Alford loudly admonished the Bruins, saying they appeared to be “satisfied” with getting the victory at Oregon on Thursday and compared it to the Bruins’ last trip, when they lost to Utah after beating Colorado.
And there was no possible way to disagree with him.
The Bruins looked like a team that was wondering what time the Super Bowl kicked off from the moment they got off the bus. Alford criticized them for the effort, then put on a calmer face for the outside world.
“I thought the last two days, we did what we needed to do … in getting ready for this game,” Alford said. “We had a vast majority of guys not play with the energy and enthusiasm and passion that we’ve got to have.”
Oregon State (13-8 overall, 5-4 in Pac-12) was far from crisp. The Beavers had 18 turnovers and were a woeful 15 for 26 from the foul line. However, their 18-2 run put UCLA down, 65-54, with 2 minutes 29 seconds left.
Then the Beavers then did everything possible to hand UCLA the game. The Bruins (17-5, 6-3) just didn’t seem interested in salvaging the situation.
UCLA crept to within one, 67-66, but Jordan Adams, with a chance to put the Bruins ahead, plowed over Oregon State’s Angus Brandt on a fastbreak and was called for an offensive foul with 14 seconds left.

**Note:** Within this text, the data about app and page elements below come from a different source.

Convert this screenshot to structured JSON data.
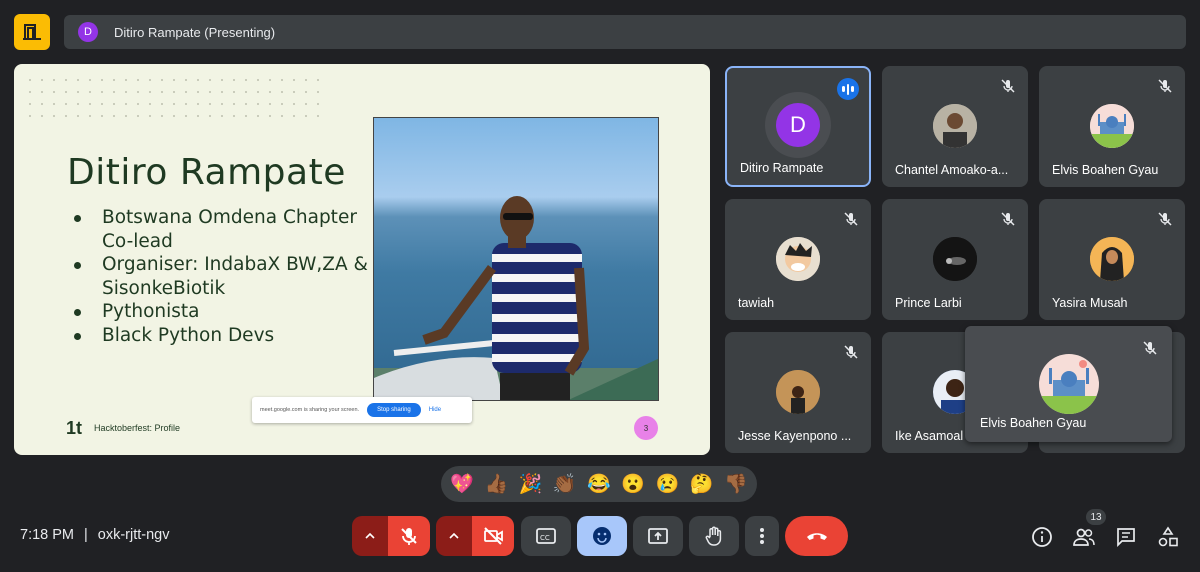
{
  "presenter_bar": {
    "initial": "D",
    "text": "Ditiro Rampate (Presenting)"
  },
  "slide": {
    "title": "Ditiro Rampate",
    "bullets": [
      "Botswana Omdena Chapter Co-lead",
      "Organiser: IndabaX BW,ZA & SisonkeBiotik",
      "Pythonista",
      "Black Python Devs"
    ],
    "brand_logo": "1t",
    "brand_text": "Hacktoberfest: Profile",
    "page_number": "3",
    "share_banner": {
      "text": "meet.google.com is sharing your screen.",
      "stop": "Stop sharing",
      "hide": "Hide"
    }
  },
  "participants": [
    {
      "name": "Ditiro Rampate",
      "initial": "D",
      "speaking": true
    },
    {
      "name": "Chantel Amoako-a...",
      "muted": true
    },
    {
      "name": "Elvis Boahen Gyau",
      "muted": true
    },
    {
      "name": "tawiah",
      "muted": true
    },
    {
      "name": "Prince Larbi",
      "muted": true
    },
    {
      "name": "Yasira Musah",
      "muted": true
    },
    {
      "name": "Jesse Kayenpono ...",
      "muted": true
    },
    {
      "name": "Ike Asamoal",
      "muted": true
    }
  ],
  "floating_tile": {
    "name": "Elvis Boahen Gyau"
  },
  "reactions": [
    "💖",
    "👍🏾",
    "🎉",
    "👏🏾",
    "😂",
    "😮",
    "😢",
    "🤔",
    "👎🏾"
  ],
  "bottom": {
    "time": "7:18 PM",
    "separator": "|",
    "meeting_code": "oxk-rjtt-ngv",
    "people_count": "13"
  },
  "colors": {
    "accent": "#8ab4f8",
    "danger": "#ea4335",
    "tile": "#3c4043",
    "background": "#202124"
  }
}
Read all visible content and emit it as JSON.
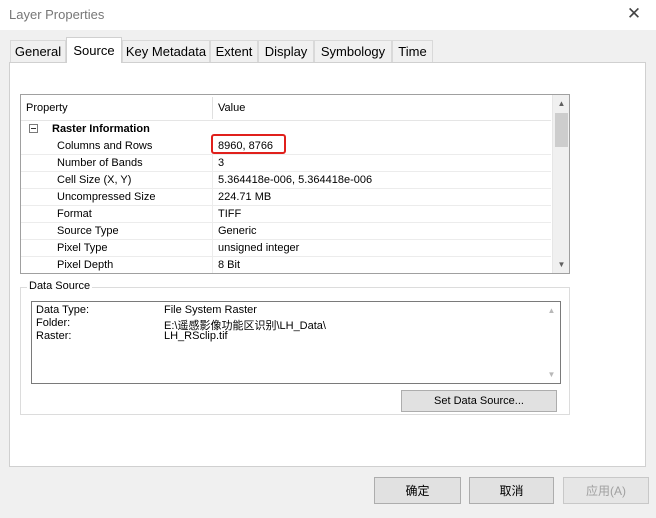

Alford tried to shield his players, saying, “that falls on me.” Numbers pointed elsewhere.
The Bruins shot 38%. They had 13 turnovers and 11 assists. They were out-rebounded, 39-32.
Adams, the Bruins’ leading scorer, missed all nine of his shots and seemed apprehensive to put the ball up in the second half. Zach LaVine, the Bruins best outside shooter, was one for seven from the field.
Travis Wear, David Wear and Tony Parker — UCLA’s inside presence — were outplayed. Brandt had 13 points. Eric Moreland had 11 points and 14 rebounds. The Beavers had five players in double figures, led by Hollice Cooke’s 20 points.
But mostly UCLA was lacking the inner drive to overcome a rough game.
Asked whether he could come up with a reason for the performance, Alford said, “Nope. Nope, No. That’s a hard one to figure out, because this one was a big one.”
The Bruins received a sliver of hope when California upset top-ranked Arizona on Thursday. A victory over Oregon State would have left UCLA a game out of first place.
“February is the month that sets up March and you’re right there in the league race,” Alford said.
There were no answers from the UCLA leadership, who were either befuddled or tight-lipped when asked how the Bruins could be so flat.
“I don’t know what happened,” said point guard Kyle Anderson. He was the one UCLA player who escaped blame, finishing with 14 points and nine rebounds.
But, he said, “this is not about the individual. It doesn’t matter if one guy came to play hard, or two or three or four. It has to be everybody.”
Senior Travis Wear was unsure about the whys. He was certain of one thing.
“You can’t put this one in the back of your mind,” he said. “We lost a game we needed to win. We have to make sure this doesn’t happen again.”